How much CO2 can trees absorb?
The ability of trees to absorb CO2 depends on their growth stage and the species. It can vary from 5 to 15 tons/year/ha (cf. illustration below, 1 ha = 10,000 m²). Generally, younger trees that has a fast-growing speed tend to have a higher carbon speed.
Examples of CO2 absorption rates of different type of trees (source: https://www.abodo.co.nz)
Trees that are able to absorbed a higher quantity of carbons are for example white elm (白榆树), and Elaeagnus angustifolia (沙枣), or also bamboo, if we talk about local flora (in China) with an average of 15 ton carbon/ha/year.
However, a large area is preferred for the absorption rate to be more significant, which customers may not have available on their site, in this case, they need to turn to forestry management specialists. Another point to be careful about is to avoid monoculture, discussed in the following section, as it could deteriorate the local flora and fauna.
Bamboo is a high-absorbing CO2 plant, but it depends on the way it is planted
Biodiversity vs Monocultures
Another important factor that helps reducing carbon is to increase biodiversity and not have monoculture style. Monoculture style of planting is to grow a single plant species on an area. We do not recommend that because they not only do not absorb as much carbon, there are also many downsides of it. For instance, monoculture can be extremely vulnerable to diseases, especially if all individuals have similar genes. They can also deplete the soil nutrients in a short time.
Therefore, we recommend to have a more biodiverse style of planting. Biodiversity is the biological variety and variability of life. By increasing the biodiversity of the plants on-site, it is able to absorb more carbon due to its productivity. Research shows that species rich forests are able to store twice as much carbon as monocultures.
Monoculture VS Biodiverse planting
Compensate your carbon footprint with Agroforestry projects: The Gold standard and Verified Carbon Standard (VCS)
Carbon compensation is a market, so we should be careful with the “Carbon Compensation” expression. The forest that could really help to compensate carbon should be a project certified under either the Gold standard (https://www.goldstandard.org/) or VCS (Verified Carbon Standard) VERRA to really be able to tell we are compensating carbon.
Gold Standard and VCS standard
Articles reference come from the following articles:
- The bear’s necessity | Environment | The Guardian
- Bamboo Botanicals – Interesting Bamboo Facts
- Trees Improve Our Air Quality (urbanforestrynetwork.org)
- 树木减排能力榜出炉 榆树年吸碳8公斤居首 (china-nengyuan.com)
- Picture-We Can’t Survive With Monoculture… Biodiversity it is! | by Katherine Cheng | Medium
- Picture- https://www.abodo.co.nz/resources/articles

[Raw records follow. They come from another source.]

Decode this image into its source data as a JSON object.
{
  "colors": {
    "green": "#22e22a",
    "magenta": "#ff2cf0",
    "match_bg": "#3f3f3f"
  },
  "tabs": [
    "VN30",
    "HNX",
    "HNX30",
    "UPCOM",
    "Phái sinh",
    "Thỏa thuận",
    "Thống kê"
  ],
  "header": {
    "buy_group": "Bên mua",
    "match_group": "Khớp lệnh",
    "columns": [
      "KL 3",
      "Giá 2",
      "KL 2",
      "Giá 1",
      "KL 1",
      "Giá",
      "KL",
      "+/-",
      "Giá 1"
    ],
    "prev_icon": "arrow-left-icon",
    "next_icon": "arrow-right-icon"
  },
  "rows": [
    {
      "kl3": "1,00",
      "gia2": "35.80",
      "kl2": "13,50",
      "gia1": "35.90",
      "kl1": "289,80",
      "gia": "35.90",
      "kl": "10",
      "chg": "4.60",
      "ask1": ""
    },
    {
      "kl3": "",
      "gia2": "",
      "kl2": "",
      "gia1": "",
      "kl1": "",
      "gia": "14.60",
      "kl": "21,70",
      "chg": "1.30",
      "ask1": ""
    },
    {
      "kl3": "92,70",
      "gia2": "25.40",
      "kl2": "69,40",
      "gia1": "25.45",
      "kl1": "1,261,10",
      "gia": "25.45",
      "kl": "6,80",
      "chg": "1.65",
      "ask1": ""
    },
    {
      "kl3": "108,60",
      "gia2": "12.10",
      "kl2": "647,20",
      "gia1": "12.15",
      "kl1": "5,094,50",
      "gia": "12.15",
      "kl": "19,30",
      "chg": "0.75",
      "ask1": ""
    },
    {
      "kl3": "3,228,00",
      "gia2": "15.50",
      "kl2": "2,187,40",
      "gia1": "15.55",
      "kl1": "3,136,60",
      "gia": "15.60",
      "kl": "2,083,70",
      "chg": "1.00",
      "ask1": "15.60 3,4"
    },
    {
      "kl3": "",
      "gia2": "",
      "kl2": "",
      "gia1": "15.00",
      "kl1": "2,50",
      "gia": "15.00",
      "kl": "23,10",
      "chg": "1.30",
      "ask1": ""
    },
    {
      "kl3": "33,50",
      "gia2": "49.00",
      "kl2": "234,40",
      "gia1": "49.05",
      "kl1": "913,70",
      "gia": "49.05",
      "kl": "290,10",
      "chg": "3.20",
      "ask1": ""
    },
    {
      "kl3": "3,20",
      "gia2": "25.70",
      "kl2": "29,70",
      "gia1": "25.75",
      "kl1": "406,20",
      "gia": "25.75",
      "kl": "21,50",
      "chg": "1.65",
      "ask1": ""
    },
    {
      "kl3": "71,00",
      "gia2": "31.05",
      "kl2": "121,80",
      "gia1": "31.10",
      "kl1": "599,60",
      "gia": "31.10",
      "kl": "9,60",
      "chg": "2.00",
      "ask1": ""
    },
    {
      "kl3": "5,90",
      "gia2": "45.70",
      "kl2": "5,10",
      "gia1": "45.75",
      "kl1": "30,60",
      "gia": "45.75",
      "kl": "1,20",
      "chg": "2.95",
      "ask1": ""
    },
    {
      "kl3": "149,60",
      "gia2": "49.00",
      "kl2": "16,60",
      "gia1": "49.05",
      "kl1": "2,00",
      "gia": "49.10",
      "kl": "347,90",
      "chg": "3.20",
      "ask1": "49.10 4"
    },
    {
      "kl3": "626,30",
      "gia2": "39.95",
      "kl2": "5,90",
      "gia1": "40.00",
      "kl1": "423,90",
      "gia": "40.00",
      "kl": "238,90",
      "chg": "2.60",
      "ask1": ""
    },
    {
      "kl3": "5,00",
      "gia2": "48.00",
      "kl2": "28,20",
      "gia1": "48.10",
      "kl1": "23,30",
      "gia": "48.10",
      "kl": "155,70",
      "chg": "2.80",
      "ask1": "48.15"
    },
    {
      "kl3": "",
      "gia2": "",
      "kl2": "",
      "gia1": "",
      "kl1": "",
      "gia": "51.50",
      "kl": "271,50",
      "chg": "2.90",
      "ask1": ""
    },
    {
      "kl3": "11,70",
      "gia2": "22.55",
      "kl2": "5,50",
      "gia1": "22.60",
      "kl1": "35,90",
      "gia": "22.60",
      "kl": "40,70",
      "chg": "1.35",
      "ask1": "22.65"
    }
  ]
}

If you need more details, please do not hesitate to contact Gaspard Lemoine-Scelles, our Business Development manager, at this address firstname.lastname@example.org. It would be a pleasure for us to contribute in the reduction of your asset carbon footprint and make this world a greener one.
Written by Minmin (Jessie) Sun